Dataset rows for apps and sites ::
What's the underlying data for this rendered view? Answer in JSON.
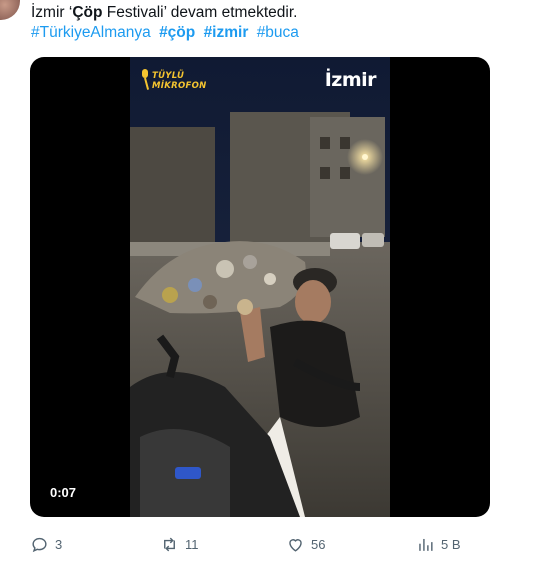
{
  "tweet": {
    "text_prefix": "İzmir ‘",
    "text_bold": "Çöp",
    "text_suffix": " Festivali’ devam etmektedir.",
    "hashtags": [
      "#TürkiyeAlmanya",
      "#çöp",
      "#izmir",
      "#buca"
    ]
  },
  "video": {
    "logo_left_line1": "TÜYLÜ",
    "logo_left_line2": "MİKROFON",
    "logo_right": "İzmir",
    "timestamp": "0:07"
  },
  "actions": {
    "replies": "3",
    "retweets": "11",
    "likes": "56",
    "views": "5 B"
  },
  "colors": {
    "link": "#1d9bf0",
    "muted": "#536471",
    "logo_yellow": "#f4c430"
  }
}
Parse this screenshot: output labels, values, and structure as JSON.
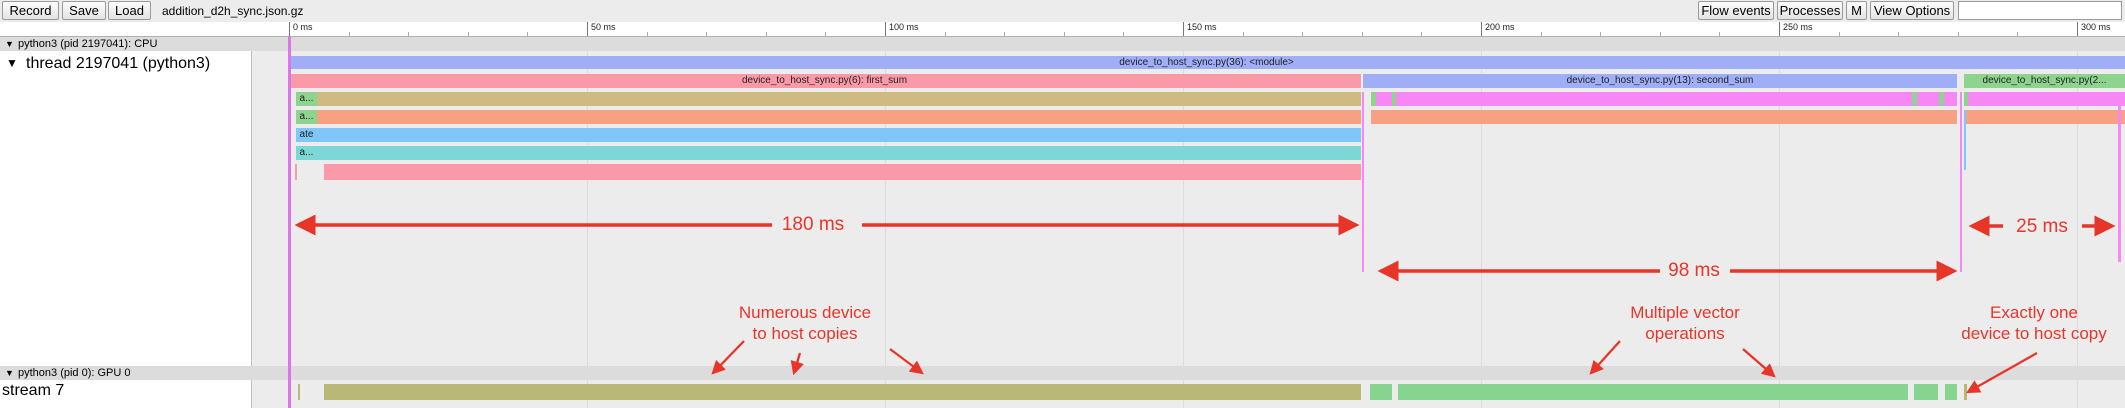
{
  "toolbar": {
    "record_label": "Record",
    "save_label": "Save",
    "load_label": "Load",
    "filename": "addition_d2h_sync.json.gz",
    "flow_events_label": "Flow events",
    "processes_label": "Processes",
    "m_label": "M",
    "view_options_label": "View Options",
    "search_value": ""
  },
  "ruler": {
    "ticks": [
      "0 ms",
      "50 ms",
      "100 ms",
      "150 ms",
      "200 ms",
      "250 ms",
      "300 ms"
    ]
  },
  "cpu_process": {
    "title": "python3 (pid 2197041): CPU",
    "thread_name": "thread 2197041 (python3)"
  },
  "gpu_process": {
    "title": "python3 (pid 0): GPU 0",
    "stream_name": "stream 7"
  },
  "slices": {
    "module": "device_to_host_sync.py(36): <module>",
    "first_sum": "device_to_host_sync.py(6): first_sum",
    "second_sum": "device_to_host_sync.py(13): second_sum",
    "third": "device_to_host_sync.py(2...",
    "stack": [
      "a...",
      "a...",
      "ate",
      "a..."
    ]
  },
  "annotations": {
    "d1": "180 ms",
    "d2": "98 ms",
    "d3": "25 ms",
    "note1": "Numerous device\nto host copies",
    "note2": "Multiple vector\noperations",
    "note3": "Exactly one\ndevice to host copy"
  },
  "colors": {
    "module": "#9faef7",
    "first_sum": "#fa9aa8",
    "olive": "#cfbb82",
    "salmon": "#f7a182",
    "skyblue": "#7fc7f8",
    "teal": "#7dd7d6",
    "magenta": "#f887f6",
    "green": "#8ed38e",
    "gpu_olive": "#b9b877",
    "gpu_green": "#86d48f",
    "annotation": "#e8352a"
  }
}
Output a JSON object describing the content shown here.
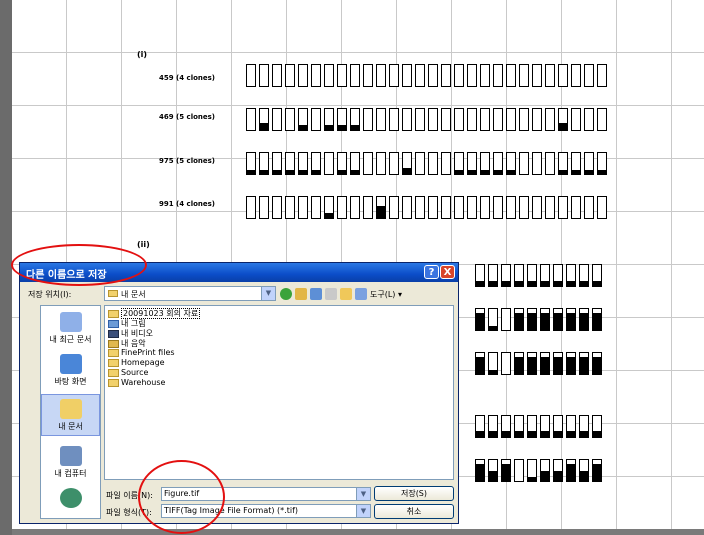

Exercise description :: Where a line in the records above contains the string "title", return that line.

Answer space ::
    "title": "python3 (pid 2197041): CPU",
    "title": "python3 (pid 0): GPU 0",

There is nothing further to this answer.